rural care, provider, disability, sexual violence
Research conducted on the well-being of Americans with disabilities has increasingly become prioritized in the literature (Rimmer & Braddock, 2002; Iezzoni & O’Day, 2006). Although studies related to the experiences of individuals with disabilities are necessary, research is also lacking concerning the experiences of care providers of people with disabilities. Care provider research is necessary considering the important role they play in providing direct services to and advocating for those with disabilities. Initial research is often conducted with consumers, educators, and care providers as a springboard into understanding the experiences of individuals with disabilities (Morrison et al., 2008). The purpose of the current grounded theory study is to collect audio interviews from care providers and other individuals who have worked with individuals with disabilities. More specifically, these individuals will be asked to talk about their experiences working with reporting instances of sexual violence and their thoughts on what factors may play into the prevalence of sexual violence in the disability community. Collecting this data from the population of interest will allow for a working theory to be developed on the experiences of care providers and reporting. Advancing knowledge in this area will inform future research regarding how to best interview individuals with disabilities, and to come up with the best way to ultimately gain a broader understanding of individuals with disabilities who have been victims of sexual violence. Approximately 30 individuals will participate in the study. Initial results and discussion will be presented with the ultimate goal of filling the gap in the literature concerning the experiences of care providers working with individuals with disabilities who are survivors of sexual violence.

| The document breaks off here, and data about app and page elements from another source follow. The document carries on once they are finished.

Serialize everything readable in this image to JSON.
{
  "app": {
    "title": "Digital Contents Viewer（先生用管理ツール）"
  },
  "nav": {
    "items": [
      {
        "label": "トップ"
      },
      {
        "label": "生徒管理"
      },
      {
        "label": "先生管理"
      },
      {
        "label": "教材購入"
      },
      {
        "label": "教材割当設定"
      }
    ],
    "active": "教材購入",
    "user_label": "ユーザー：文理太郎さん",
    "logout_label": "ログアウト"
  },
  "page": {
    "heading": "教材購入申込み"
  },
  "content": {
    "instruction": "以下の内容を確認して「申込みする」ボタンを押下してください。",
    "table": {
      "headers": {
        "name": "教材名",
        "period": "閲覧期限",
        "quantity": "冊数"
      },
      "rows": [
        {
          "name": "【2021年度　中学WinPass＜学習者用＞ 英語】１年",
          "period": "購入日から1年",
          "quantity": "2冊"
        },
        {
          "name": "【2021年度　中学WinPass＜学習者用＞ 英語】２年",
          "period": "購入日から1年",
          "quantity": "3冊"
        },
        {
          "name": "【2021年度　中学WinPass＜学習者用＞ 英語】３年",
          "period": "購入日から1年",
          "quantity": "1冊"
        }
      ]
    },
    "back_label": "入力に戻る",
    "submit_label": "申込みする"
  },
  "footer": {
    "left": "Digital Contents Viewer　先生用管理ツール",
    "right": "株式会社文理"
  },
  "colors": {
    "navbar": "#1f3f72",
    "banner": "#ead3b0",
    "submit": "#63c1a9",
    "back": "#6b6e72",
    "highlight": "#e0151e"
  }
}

S. Jean Caraway
Warner, Blake; Dieringer, Barbara; and Swallow, Arial, "A Grounded Theory Approach to Rural Care Provider Perspectives of Disability and Sexual Violence" (2021). IdeaFest. 350.